Mindfulness; (definition based on study) “heightened sense of present centered self-awareness that fosters non-judgmental observations of emotions, bodily states, and other sensations in the attentional field, leading to mental well-being.”
A new study shows that meditation and mindfulness is very beneficial to patients who suffer from diabetes mellitus and coronary heart disease. Many mindfulness-based interventions have the ability to target negative cognition’s like thought suppression However, its ability to improve long-term conditions has gone untested.
This study used consecutive mixed methods, which measured change in both thought suppression and worry while also exploring areas of feasibility, acceptability and user experience as well. A focus group and in-depth interviews were also used within the study to gain feedback.
According to Dr. Peter Coventry, mindfulness is more beneficial to patients suffering from long-term conditions. He states, “Mindfulness based interventions appear to be an acceptable and effective way for some people with long term conditions to regain a sense of balance and self-determination in their lives by allowing them to accept their limitations and focus on what is achievable in the present rather than worrying about the past or what they might not be able to do in the future. In this sense it is a means to help people self-manage their illness and it has the potential to offer people long term benefits if practiced regularly and built into their daily routines.”
Both mindfulness and meditation methods have improved sleep and led to a greater relaxation experience. More doctors are also starting to consider it when it comes to approaches to illness and illness experience.
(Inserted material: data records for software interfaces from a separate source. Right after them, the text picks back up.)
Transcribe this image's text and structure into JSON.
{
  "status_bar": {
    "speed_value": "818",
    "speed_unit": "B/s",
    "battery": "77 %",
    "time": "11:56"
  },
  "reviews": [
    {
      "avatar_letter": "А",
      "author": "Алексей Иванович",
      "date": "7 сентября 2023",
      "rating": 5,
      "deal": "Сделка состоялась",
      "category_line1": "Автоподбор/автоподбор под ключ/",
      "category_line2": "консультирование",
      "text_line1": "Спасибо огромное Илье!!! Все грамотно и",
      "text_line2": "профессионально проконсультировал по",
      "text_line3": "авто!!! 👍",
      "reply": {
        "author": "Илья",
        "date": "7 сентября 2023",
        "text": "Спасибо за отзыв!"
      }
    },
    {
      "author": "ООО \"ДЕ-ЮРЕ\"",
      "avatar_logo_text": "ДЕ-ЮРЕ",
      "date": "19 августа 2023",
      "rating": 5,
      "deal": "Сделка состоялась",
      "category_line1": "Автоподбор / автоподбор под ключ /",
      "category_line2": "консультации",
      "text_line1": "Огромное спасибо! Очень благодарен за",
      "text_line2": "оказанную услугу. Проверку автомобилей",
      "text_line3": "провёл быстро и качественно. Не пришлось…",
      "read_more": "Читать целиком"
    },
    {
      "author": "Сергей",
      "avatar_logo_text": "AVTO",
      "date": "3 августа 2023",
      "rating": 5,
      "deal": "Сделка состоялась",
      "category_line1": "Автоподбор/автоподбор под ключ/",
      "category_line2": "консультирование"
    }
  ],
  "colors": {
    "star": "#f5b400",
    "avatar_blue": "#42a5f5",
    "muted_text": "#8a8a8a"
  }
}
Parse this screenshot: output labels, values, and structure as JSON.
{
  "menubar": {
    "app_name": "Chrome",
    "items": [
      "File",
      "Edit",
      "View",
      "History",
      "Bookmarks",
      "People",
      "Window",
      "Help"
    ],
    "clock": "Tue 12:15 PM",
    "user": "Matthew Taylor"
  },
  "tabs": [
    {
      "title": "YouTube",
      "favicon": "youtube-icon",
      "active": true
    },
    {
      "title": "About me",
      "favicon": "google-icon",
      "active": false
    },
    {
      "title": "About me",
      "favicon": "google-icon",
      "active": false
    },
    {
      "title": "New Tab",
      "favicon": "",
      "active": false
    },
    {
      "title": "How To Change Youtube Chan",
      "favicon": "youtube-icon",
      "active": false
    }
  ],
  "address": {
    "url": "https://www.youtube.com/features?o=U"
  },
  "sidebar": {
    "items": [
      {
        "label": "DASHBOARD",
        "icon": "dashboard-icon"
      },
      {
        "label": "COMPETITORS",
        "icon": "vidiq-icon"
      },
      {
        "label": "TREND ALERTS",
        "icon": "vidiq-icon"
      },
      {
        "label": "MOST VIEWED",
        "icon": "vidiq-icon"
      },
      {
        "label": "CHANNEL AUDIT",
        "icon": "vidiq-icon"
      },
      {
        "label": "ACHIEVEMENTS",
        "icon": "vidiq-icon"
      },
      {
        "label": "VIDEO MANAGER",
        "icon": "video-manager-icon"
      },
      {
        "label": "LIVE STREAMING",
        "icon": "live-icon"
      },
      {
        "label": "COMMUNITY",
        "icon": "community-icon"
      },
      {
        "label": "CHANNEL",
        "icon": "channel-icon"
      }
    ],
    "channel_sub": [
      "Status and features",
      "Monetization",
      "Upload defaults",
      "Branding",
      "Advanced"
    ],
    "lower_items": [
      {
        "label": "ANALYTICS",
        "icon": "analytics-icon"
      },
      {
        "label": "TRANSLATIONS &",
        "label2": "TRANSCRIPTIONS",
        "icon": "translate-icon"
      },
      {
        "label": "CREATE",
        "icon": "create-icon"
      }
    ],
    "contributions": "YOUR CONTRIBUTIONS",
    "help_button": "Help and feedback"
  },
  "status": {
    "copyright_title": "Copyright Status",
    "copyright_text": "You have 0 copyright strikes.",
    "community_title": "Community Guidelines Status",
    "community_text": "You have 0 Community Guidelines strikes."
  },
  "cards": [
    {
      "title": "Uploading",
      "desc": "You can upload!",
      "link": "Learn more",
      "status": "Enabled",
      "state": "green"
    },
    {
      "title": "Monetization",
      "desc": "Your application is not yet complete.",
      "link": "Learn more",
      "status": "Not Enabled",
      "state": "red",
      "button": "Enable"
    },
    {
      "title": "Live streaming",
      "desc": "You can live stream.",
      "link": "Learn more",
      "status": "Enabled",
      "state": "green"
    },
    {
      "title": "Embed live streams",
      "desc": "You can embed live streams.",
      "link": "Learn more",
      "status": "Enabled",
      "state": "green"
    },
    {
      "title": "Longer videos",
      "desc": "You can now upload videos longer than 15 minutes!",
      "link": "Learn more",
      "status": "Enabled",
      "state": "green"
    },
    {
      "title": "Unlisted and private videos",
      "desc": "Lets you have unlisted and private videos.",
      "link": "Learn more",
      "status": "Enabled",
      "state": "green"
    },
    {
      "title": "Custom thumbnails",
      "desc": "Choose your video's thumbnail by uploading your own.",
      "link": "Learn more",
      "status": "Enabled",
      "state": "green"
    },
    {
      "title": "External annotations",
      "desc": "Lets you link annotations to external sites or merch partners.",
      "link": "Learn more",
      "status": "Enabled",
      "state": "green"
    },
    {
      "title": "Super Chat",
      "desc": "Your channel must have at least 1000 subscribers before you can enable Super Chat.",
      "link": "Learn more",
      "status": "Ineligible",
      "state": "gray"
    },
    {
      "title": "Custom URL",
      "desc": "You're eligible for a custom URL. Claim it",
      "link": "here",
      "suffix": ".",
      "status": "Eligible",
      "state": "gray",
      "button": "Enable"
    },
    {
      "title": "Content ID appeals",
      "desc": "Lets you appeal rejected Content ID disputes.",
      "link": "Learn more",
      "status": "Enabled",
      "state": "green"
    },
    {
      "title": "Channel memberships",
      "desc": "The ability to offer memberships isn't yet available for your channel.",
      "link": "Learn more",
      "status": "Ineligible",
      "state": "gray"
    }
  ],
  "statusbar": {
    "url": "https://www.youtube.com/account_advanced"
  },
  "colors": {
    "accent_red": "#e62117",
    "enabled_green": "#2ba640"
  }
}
A six-week mediation course saw that thought suppression and worry was reduced, which both feelings can cause stress, which can lead to other illnesses.